Difficult conversations with difficult people come in all sorts of situations and circumstances. Often they involve a sensitive topic, and we worry about finding the perfect time and perfect place to approach it.
So how do you engage in a difficult conversation with a difficult person?
The answer is in the heart.
Anything that can be felt can be communicated, and anything that can be communicated can be managed.
My method of Redden Mit h’arzTM, translated from Yiddish, means “speak from the heart.” It can help you keep things positive and productive when entering a difficult conversation with a difficult person.
Speaking from the heart is not about the right time or place but about doing the right thing. It does not need to be role-played or practiced, because it comes straight from the heart.
Here are the fundamentals:
Be available: listen without having an agenda or assumptions.
Don’t think Here we go again—I will never get a chance to speak.
Be attentive: listen deeply to everything that is being said. Don’t be dismissive.
Don’t think Same as always—he always has to be right .
Be articulate: Repeat what was said, with vivid and great articulation.
Make it so vivid and expressive that your partner says, “Wow, you get me. I wish I had put it that way.”
Don’t think I’ve heard this a thousand times before.
Next, Acquiesce: Let your partner know you understand his side completely.
Don’t think I can never have a say because he won’t let me state my point.

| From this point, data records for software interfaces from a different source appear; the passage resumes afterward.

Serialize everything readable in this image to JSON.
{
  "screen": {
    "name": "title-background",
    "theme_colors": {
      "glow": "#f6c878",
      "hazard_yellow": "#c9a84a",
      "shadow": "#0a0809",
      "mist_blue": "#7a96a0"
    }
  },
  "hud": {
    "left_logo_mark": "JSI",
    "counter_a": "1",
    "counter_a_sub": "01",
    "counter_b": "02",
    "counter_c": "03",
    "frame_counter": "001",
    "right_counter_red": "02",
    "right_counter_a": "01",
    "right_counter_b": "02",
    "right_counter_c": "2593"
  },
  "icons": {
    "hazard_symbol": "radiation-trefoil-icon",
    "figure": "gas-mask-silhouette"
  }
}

Acquire: Tell your partner all the things that you’ve just learned from listening to him. Sincerely let him know what you have learned from the conversation.
Don’t think He always thinks he knows everything.
By now, you have placed your difficult conversation with a difficult person in a different context.
You have made room for acknowledgment, appreciation, and approval.
Speak from the heart. Open the space for being heard.
When you speak from the heart the communication is about the other, not so much about you.
When you speak from the heart it is not about reacting but about being interactive.
When you speak from the heart it’s not about frustration but about staying engaged and connected.
When you speak from the heart there are no assumptions or judgment. You are just relating on a deeper level.
When in a bind, allow the heart to lead and let the mind follow.
Lead from Within: In business, as in life, difficult conversations happen—with employees, peers, bosses, suppliers and customers, and with a partner or spouse, children, friends. To ignore or handle them badly can bring irreversible damage. Let the heart speak where difficulty resides.